“You get to have your own personal space but you’re not too isolated,” she said. “I like that I get to pick and choose – nothing is forced on me when I feel like I need quiet time.”

“It’s well known that the quality of people’s relationships determines their health and their mental health,” he said. “From the point of view of population growth and urbanisation, developers have been focused on building more and more apartments, they’ve been focused on creating places where people sleep, not places where people live.”

The company is developing a UKO Family product at a site in Glebe, which would create a community for single parents and couples with young children, with childcare on site.

Ms Dracup said co-living offered environmental benefits, since a traditional apartment was about 70 square metres, while a co-living apartment was more like 30 square metres with access to communal space.

“There’s the potential for lower land use, less material used in construction, shared facilities that will again reduce the consumption of electricity and water, and more efficient utilisation of space,” Ms Dracup said.

“Those communal spaces are likely to be used for more hours of the day than a typical apartment or house.”

The business of co-living

Most co-living spaces in Australia are governed by boarding house regulations. However, co-living could be a good opportunity for the nascent built-to-rent sector.

Mr Fernon said tax laws hampered the build-to-rent sector in Australia because there was an incentive for developers to sell stock and recoup GST.

He said Labor’s plans to reduce the tax on managed investment trusts in build-to-rent sector from 30 per cent to 15 per cent would help, bringing residential property in line with commercial property.

With the property downturn, a number of developers had half-sold their buildings, but Mr Fernon said UKO would only consider co-living spaces at sites where it controlled the entire building, either owning it outright or through a long-term lease.

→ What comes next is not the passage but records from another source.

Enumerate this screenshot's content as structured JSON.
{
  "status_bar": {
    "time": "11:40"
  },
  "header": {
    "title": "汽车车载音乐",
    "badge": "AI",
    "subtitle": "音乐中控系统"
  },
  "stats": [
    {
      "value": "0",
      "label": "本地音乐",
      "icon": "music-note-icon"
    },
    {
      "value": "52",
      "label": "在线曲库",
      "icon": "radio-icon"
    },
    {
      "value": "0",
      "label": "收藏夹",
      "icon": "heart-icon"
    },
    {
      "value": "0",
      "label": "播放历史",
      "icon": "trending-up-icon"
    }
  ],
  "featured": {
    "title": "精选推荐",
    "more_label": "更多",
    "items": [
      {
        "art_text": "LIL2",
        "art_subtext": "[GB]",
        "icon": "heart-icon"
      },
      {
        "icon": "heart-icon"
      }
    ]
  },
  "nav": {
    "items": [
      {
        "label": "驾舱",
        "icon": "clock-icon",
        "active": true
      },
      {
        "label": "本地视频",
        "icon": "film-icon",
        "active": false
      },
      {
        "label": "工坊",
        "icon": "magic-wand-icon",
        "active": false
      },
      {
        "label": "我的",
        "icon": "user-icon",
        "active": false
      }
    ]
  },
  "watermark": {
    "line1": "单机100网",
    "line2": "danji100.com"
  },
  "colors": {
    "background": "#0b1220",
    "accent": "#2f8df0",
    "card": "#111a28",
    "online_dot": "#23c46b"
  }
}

Header image & article courtesy of the Brisbane Times; first published 6 April 2019.